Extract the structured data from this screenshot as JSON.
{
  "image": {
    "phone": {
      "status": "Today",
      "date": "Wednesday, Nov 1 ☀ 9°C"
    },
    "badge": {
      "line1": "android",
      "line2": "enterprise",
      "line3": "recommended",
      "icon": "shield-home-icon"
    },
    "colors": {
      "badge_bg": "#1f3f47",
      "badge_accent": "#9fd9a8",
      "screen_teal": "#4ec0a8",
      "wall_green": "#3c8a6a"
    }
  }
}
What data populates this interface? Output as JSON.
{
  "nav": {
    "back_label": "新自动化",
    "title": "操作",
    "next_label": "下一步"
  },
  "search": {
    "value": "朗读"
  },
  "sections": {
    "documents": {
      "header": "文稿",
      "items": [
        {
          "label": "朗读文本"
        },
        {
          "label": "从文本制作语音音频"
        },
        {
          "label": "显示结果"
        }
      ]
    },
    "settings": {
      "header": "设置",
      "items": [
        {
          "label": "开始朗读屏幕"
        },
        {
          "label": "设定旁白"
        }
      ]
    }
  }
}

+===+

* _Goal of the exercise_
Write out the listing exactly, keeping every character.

* _Result for this exercise_
Extract the structured data from this screenshot as JSON.
{
  "image": {
    "phone": {
      "status": "Today",
      "date": "Wednesday, Nov 1 ☀ 9°C"
    },
    "badge": {
      "line1": "android",
      "line2": "enterprise",
      "line3": "recommended",
      "icon": "shield-home-icon"
    },
    "colors": {
      "badge_bg": "#1f3f47",
      "badge_accent": "#9fd9a8",
      "screen_teal": "#4ec0a8",
      "wall_green": "#3c8a6a"
    }
  }
}
What data populates this interface? Output as JSON.
{
  "nav": {
    "back_label": "新自动化",
    "title": "操作",
    "next_label": "下一步"
  },
  "search": {
    "value": "朗读"
  },
  "sections": {
    "documents": {
      "header": "文稿",
      "items": [
        {
          "label": "朗读文本"
        },
        {
          "label": "从文本制作语音音频"
        },
        {
          "label": "显示结果"
        }
      ]
    },
    "settings": {
      "header": "设置",
      "items": [
        {
          "label": "开始朗读屏幕"
        },
        {
          "label": "设定旁白"
        }
      ]
    }
  }
}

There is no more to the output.